What is it like being a father and big league ballplayer? It's complicated.
The opportunity to have a child around a major league team can be priceless. The images of assistant hitting coach Andy Barkett's teenage son working out with the Red Sox represents a unique opportunity for any aspiring big leaguer. And seeing some of the younger set -- such as Brock Holt's son Griff -- run around the clubhouse in Red Sox gear should hit home.
But this life isn't always easy for a father. We were reminded of that a few weeks ago when pitching coach Dana LeVangie had to miss a series finale against the Yankees in order to attend his son's high school graduation. And then came the moment Brandon Workman offered in the Fenway Park bullpen.
"We had been on the road a while and I hadn't seen in for a little bit so he just came out and said, 'Hi!' That was the first I had seen him," Workman said of his reunion with 2-year-old son Grayson. "They had got into town that day but I was already out on the field so that was the first chance I got to see him.
"We were on the road a lot, came home for a couple days and then back on the road again so I hadn't seen him in a couple of weeks. It was nice to have him out there. He was excited to see me. He knew I was out there in the bullpen."
It might have been unorthodox, but Workman wasn't going to pass up the opportunity for his mother to hand off Grayson just for a few minutes, game or no game. Priorities.
It's something Workman can appreciate a whole lot better now than when he first entered the big leagues six years ago.
"At the time I was a young guy and I didn't know about any of that stuff so it's definitely different," Workman said. "It's definitely difficult at times, especially when he was a baby and he didn't sleep well, having to come out and do your job. But like with any job, that stuff happens."
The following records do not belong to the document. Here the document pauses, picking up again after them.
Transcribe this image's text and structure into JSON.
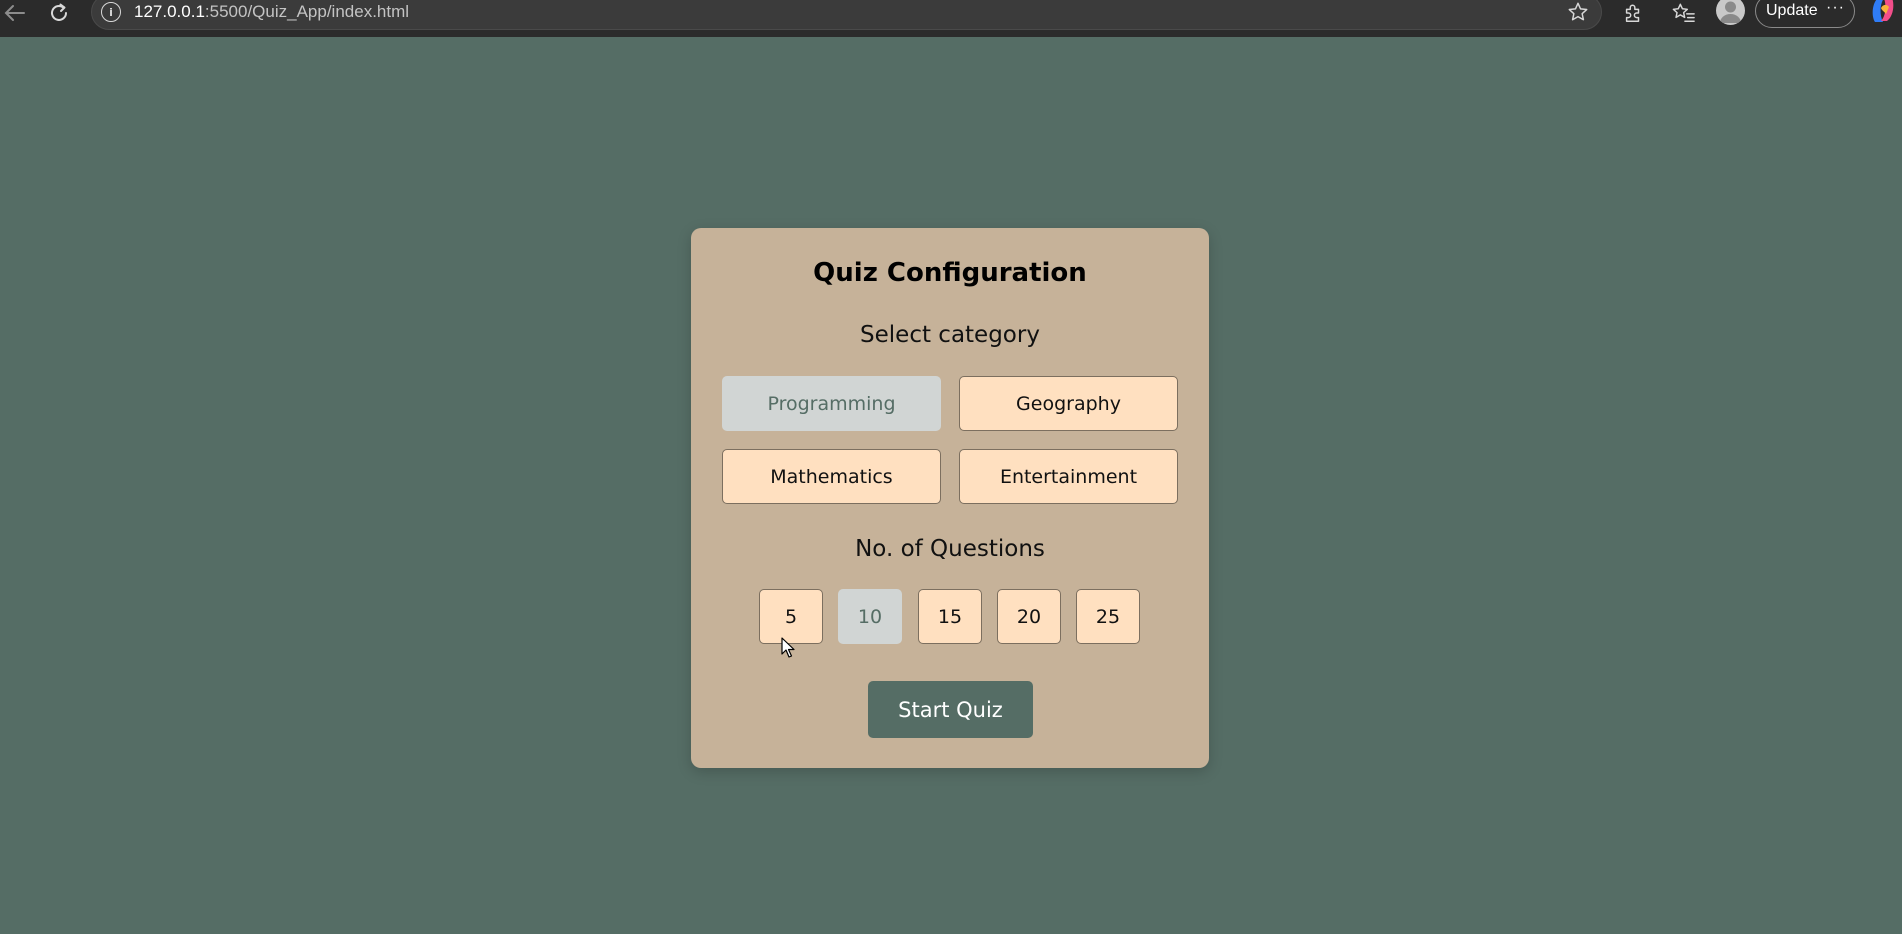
{
  "browser": {
    "url_host": "127.0.0.1",
    "url_path": ":5500/Quiz_App/index.html",
    "update_label": "Update",
    "more_label": "···"
  },
  "quiz": {
    "title": "Quiz Configuration",
    "category_label": "Select category",
    "categories": [
      {
        "label": "Programming",
        "selected": true
      },
      {
        "label": "Geography",
        "selected": false
      },
      {
        "label": "Mathematics",
        "selected": false
      },
      {
        "label": "Entertainment",
        "selected": false
      }
    ],
    "questions_label": "No. of Questions",
    "question_counts": [
      {
        "label": "5",
        "selected": false
      },
      {
        "label": "10",
        "selected": true
      },
      {
        "label": "15",
        "selected": false
      },
      {
        "label": "20",
        "selected": false
      },
      {
        "label": "25",
        "selected": false
      }
    ],
    "start_label": "Start Quiz"
  },
  "colors": {
    "page_background": "#556d65",
    "card_background": "#c6b299",
    "option_background": "#ffe0c0",
    "option_selected": "#d1d5d4",
    "primary_button": "#556d65"
  },
  "icons": [
    "back-arrow-icon",
    "reload-icon",
    "site-info-icon",
    "star-icon",
    "extensions-icon",
    "favorites-icon",
    "profile-avatar-icon",
    "copilot-icon",
    "mouse-cursor-icon"
  ]
}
Unique jobs necessitate unique parenting moments. Welcome to fatherhood in baseball.